Exercise instructions
Every entry needs to be written out again exactly.
______________________________
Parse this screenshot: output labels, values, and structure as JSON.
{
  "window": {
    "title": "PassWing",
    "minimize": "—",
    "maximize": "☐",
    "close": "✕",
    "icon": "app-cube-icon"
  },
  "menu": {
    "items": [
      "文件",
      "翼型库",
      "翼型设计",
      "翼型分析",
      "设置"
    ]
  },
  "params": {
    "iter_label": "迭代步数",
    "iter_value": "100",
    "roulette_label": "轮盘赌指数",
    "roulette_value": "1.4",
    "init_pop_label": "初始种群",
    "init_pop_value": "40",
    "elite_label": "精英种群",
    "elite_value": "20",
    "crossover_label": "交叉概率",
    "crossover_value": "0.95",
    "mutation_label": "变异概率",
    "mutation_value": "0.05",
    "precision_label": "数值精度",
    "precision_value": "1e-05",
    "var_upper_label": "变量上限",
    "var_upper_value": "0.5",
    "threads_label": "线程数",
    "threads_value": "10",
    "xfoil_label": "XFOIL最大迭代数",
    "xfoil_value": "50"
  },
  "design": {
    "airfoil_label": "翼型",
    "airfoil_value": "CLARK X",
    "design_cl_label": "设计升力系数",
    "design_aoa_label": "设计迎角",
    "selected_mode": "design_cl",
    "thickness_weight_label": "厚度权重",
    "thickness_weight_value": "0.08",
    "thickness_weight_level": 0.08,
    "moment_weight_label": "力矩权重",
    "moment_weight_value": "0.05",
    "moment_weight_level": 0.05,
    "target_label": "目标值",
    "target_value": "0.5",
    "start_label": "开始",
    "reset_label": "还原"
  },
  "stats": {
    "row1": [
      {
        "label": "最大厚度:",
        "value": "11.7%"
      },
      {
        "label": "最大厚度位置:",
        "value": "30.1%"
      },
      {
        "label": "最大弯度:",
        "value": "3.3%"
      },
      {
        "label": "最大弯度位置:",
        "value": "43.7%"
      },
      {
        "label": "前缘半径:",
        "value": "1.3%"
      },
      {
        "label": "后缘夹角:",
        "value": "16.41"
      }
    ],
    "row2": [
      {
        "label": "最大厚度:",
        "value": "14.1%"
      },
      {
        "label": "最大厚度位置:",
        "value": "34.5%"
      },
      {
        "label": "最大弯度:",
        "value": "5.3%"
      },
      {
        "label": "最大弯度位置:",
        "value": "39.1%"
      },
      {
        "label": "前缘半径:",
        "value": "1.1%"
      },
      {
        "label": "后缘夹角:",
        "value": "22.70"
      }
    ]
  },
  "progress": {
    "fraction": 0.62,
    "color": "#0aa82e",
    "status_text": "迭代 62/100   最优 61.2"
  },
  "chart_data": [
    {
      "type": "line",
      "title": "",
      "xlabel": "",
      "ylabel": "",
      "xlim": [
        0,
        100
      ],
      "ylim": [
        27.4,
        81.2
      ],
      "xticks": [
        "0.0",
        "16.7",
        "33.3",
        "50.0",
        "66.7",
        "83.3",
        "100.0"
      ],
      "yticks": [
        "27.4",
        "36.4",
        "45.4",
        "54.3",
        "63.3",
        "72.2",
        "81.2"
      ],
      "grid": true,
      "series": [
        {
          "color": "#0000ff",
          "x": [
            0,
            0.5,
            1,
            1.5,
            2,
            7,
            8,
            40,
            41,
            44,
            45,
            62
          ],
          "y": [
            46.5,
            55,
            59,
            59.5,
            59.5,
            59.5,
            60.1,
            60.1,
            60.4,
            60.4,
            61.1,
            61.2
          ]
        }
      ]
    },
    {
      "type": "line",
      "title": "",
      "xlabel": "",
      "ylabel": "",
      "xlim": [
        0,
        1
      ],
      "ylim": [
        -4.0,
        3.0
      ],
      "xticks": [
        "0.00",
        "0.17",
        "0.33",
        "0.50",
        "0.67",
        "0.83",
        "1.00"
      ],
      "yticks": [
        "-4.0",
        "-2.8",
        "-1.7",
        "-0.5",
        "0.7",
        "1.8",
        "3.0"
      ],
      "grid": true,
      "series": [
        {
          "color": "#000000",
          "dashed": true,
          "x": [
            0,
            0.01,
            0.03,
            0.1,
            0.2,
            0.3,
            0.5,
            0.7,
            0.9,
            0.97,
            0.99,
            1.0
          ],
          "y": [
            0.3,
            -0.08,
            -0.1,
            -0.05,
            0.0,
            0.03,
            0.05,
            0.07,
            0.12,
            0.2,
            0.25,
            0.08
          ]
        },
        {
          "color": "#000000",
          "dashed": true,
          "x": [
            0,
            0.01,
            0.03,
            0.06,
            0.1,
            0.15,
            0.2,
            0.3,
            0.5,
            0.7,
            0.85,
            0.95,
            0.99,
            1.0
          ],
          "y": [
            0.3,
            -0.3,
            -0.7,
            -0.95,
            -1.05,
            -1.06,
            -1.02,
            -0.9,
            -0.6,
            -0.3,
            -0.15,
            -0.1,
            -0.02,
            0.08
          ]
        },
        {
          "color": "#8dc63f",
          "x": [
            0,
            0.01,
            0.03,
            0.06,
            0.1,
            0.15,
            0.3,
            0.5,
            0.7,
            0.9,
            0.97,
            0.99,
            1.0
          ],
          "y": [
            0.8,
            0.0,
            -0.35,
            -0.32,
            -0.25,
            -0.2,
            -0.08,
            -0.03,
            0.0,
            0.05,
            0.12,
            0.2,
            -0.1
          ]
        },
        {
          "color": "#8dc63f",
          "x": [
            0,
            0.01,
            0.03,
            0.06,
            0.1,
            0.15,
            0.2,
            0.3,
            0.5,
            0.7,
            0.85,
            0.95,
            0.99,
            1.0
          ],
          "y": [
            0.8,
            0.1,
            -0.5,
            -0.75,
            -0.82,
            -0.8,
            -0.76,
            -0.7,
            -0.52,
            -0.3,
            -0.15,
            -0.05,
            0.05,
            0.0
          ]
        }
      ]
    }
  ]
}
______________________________
Solution to this problem
Parse this screenshot: output labels, values, and structure as JSON.
{
  "window": {
    "title": "PassWing",
    "minimize": "—",
    "maximize": "☐",
    "close": "✕",
    "icon": "app-cube-icon"
  },
  "menu": {
    "items": [
      "文件",
      "翼型库",
      "翼型设计",
      "翼型分析",
      "设置"
    ]
  },
  "params": {
    "iter_label": "迭代步数",
    "iter_value": "100",
    "roulette_label": "轮盘赌指数",
    "roulette_value": "1.4",
    "init_pop_label": "初始种群",
    "init_pop_value": "40",
    "elite_label": "精英种群",
    "elite_value": "20",
    "crossover_label": "交叉概率",
    "crossover_value": "0.95",
    "mutation_label": "变异概率",
    "mutation_value": "0.05",
    "precision_label": "数值精度",
    "precision_value": "1e-05",
    "var_upper_label": "变量上限",
    "var_upper_value": "0.5",
    "threads_label": "线程数",
    "threads_value": "10",
    "xfoil_label": "XFOIL最大迭代数",
    "xfoil_value": "50"
  },
  "design": {
    "airfoil_label": "翼型",
    "airfoil_value": "CLARK X",
    "design_cl_label": "设计升力系数",
    "design_aoa_label": "设计迎角",
    "selected_mode": "design_cl",
    "thickness_weight_label": "厚度权重",
    "thickness_weight_value": "0.08",
    "thickness_weight_level": 0.08,
    "moment_weight_label": "力矩权重",
    "moment_weight_value": "0.05",
    "moment_weight_level": 0.05,
    "target_label": "目标值",
    "target_value": "0.5",
    "start_label": "开始",
    "reset_label": "还原"
  },
  "stats": {
    "row1": [
      {
        "label": "最大厚度:",
        "value": "11.7%"
      },
      {
        "label": "最大厚度位置:",
        "value": "30.1%"
      },
      {
        "label": "最大弯度:",
        "value": "3.3%"
      },
      {
        "label": "最大弯度位置:",
        "value": "43.7%"
      },
      {
        "label": "前缘半径:",
        "value": "1.3%"
      },
      {
        "label": "后缘夹角:",
        "value": "16.41"
      }
    ],
    "row2": [
      {
        "label": "最大厚度:",
        "value": "14.1%"
      },
      {
        "label": "最大厚度位置:",
        "value": "34.5%"
      },
      {
        "label": "最大弯度:",
        "value": "5.3%"
      },
      {
        "label": "最大弯度位置:",
        "value": "39.1%"
      },
      {
        "label": "前缘半径:",
        "value": "1.1%"
      },
      {
        "label": "后缘夹角:",
        "value": "22.70"
      }
    ]
  },
  "progress": {
    "fraction": 0.62,
    "color": "#0aa82e",
    "status_text": "迭代 62/100   最优 61.2"
  },
  "chart_data": [
    {
      "type": "line",
      "title": "",
      "xlabel": "",
      "ylabel": "",
      "xlim": [
        0,
        100
      ],
      "ylim": [
        27.4,
        81.2
      ],
      "xticks": [
        "0.0",
        "16.7",
        "33.3",
        "50.0",
        "66.7",
        "83.3",
        "100.0"
      ],
      "yticks": [
        "27.4",
        "36.4",
        "45.4",
        "54.3",
        "63.3",
        "72.2",
        "81.2"
      ],
      "grid": true,
      "series": [
        {
          "color": "#0000ff",
          "x": [
            0,
            0.5,
            1,
            1.5,
            2,
            7,
            8,
            40,
            41,
            44,
            45,
            62
          ],
          "y": [
            46.5,
            55,
            59,
            59.5,
            59.5,
            59.5,
            60.1,
            60.1,
            60.4,
            60.4,
            61.1,
            61.2
          ]
        }
      ]
    },
    {
      "type": "line",
      "title": "",
      "xlabel": "",
      "ylabel": "",
      "xlim": [
        0,
        1
      ],
      "ylim": [
        -4.0,
        3.0
      ],
      "xticks": [
        "0.00",
        "0.17",
        "0.33",
        "0.50",
        "0.67",
        "0.83",
        "1.00"
      ],
      "yticks": [
        "-4.0",
        "-2.8",
        "-1.7",
        "-0.5",
        "0.7",
        "1.8",
        "3.0"
      ],
      "grid": true,
      "series": [
        {
          "color": "#000000",
          "dashed": true,
          "x": [
            0,
            0.01,
            0.03,
            0.1,
            0.2,
            0.3,
            0.5,
            0.7,
            0.9,
            0.97,
            0.99,
            1.0
          ],
          "y": [
            0.3,
            -0.08,
            -0.1,
            -0.05,
            0.0,
            0.03,
            0.05,
            0.07,
            0.12,
            0.2,
            0.25,
            0.08
          ]
        },
        {
          "color": "#000000",
          "dashed": true,
          "x": [
            0,
            0.01,
            0.03,
            0.06,
            0.1,
            0.15,
            0.2,
            0.3,
            0.5,
            0.7,
            0.85,
            0.95,
            0.99,
            1.0
          ],
          "y": [
            0.3,
            -0.3,
            -0.7,
            -0.95,
            -1.05,
            -1.06,
            -1.02,
            -0.9,
            -0.6,
            -0.3,
            -0.15,
            -0.1,
            -0.02,
            0.08
          ]
        },
        {
          "color": "#8dc63f",
          "x": [
            0,
            0.01,
            0.03,
            0.06,
            0.1,
            0.15,
            0.3,
            0.5,
            0.7,
            0.9,
            0.97,
            0.99,
            1.0
          ],
          "y": [
            0.8,
            0.0,
            -0.35,
            -0.32,
            -0.25,
            -0.2,
            -0.08,
            -0.03,
            0.0,
            0.05,
            0.12,
            0.2,
            -0.1
          ]
        },
        {
          "color": "#8dc63f",
          "x": [
            0,
            0.01,
            0.03,
            0.06,
            0.1,
            0.15,
            0.2,
            0.3,
            0.5,
            0.7,
            0.85,
            0.95,
            0.99,
            1.0
          ],
          "y": [
            0.8,
            0.1,
            -0.5,
            -0.75,
            -0.82,
            -0.8,
            -0.76,
            -0.7,
            -0.52,
            -0.3,
            -0.15,
            -0.05,
            0.05,
            0.0
          ]
        }
      ]
    }
  ]
}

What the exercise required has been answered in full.